I'd never heard of Italian cornbread before I saw this recipe in The Italian Baker. This bread is nothing like American cornbread. It isn't soft or squishy or sweet. The bread is very dense, very firm.
And, according to the book, many Italians prefer it after it has dried out for a few days.
This cornbread is typically served with soups or stews, or dipped in beef broth and served with cheese. I can see how it would be perfect for sopping up liquid. Although I didn't try it, I think it would be great for making cornbread stuffing.
If you make this, you'll be surprised how dry the dough is, and I agree with the book that you probably don't want to try working this by hand. Not only is it dense, but cornmeal is gritty. It seem like it won't work, but in the end it does. Not al all like American cornbread, but a completely different product.

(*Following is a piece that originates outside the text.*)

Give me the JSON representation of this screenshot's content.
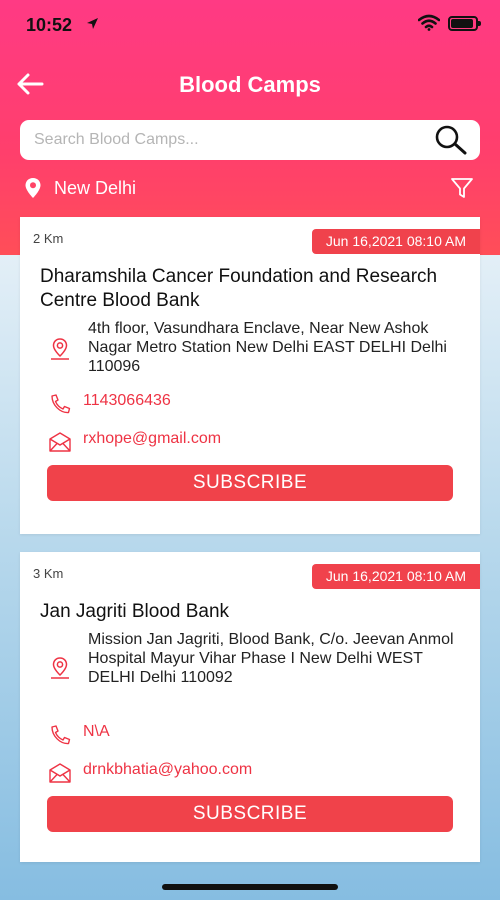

Adapted from The Italian Baker by Carol Field. Copyright © 2011. Published by Ten Speed Press. Available wherever books are sold. All Rights Reserved
- Yield:Makes 2 loaves
- Active time: 25 minutes
- Total time:2 hours 45 minutes
- 4 1/2 teaspoons (2 packages / 0.5 oz / 14 g) active dry yeast
- 2 cups minus 2 tablespoons (15.8 oz / 450 g) warm water (or 6 tablespoons / 3 oz / 75 g warm water plus 1 1/2 cups / 12.6 oz / 360 g cold water if using a processor)
- 1/2 cup (3.8 oz / 110 g) olive oil
- 3 3/4 cups (21 oz / 600 g) cornmeal, preferably stone-ground and not degerminated
- Scant 3 cups (14 oz / 400 g) unbleached all-purpose flour
- 1 tablespoon (0.5 oz / 15 g) salt
By hand: This bread is just not worth the effort of making by hand, although it can be done if you have enormous patience. You must keep breaking the dough into little pieces, adding flour, then letting it rest, because it exudes water as it relaxes. Because it can take as long as 30 minutes, I strongly recommend the stand mixer.
By mixer: Stir the yeast into the water in a large mixer bowl; let stand until creamy, about 10 minutes. Stir in the oil, then mix in the cornmeal, flour, and salt with the paddle until the dough comes together. Change to the dough hook and knead for 3 to 4 minutes, stopping the machine several times to push down the dough that has climbed up the collar. Finish kneading the slightly sticky dough briefly by hand on a lightly floured work surface.
By food processor: Process this dough in two batches. Stir the yeast into the 1/4 cup of warm water in a small bowl; let stand until creamy, about 10 minutes. Place the cornmeal, flour, and salt in a food processor fitted with the dough blade and process with several pulses to sift. Mix the oil and the cold water. With the machine running, pour the dissolved yeast and the cold water mixture through the feed tube as fast as possible. Process 45 seconds to knead. Finish kneading by hand on a lightly floured surface. The dough should be soft but not wet; it will stick to your hands a bit.
First rise: Place the dough in a lightly oiled bowl, cover tightly with plastic wrap, and let rise until doubled, about 1 hour.
Shaping and second rise: Cut the dough in half on a floured surface and shape each piece into a round loaf. Place in buttered 4-cup charlotte molds or soufflé dishes, sprinkle the tops lightly with flour, cover with a towel, and let rise about 45 minutes. It must not double in volume or it will collapse in the oven.
Baking: Preheat the oven to 400ºF. Just before baking, cut a pattern, either a tic-tac-toe or three parallel lines, on top of the loaves. Bake 30 minutes. (It will be slightly underdone but corn dries out as it cools.) You may bake the loaves out of the molds on a baking sheet or stone for the last 5 to 10 minutes to brown the bottoms and sides. Cool on racks.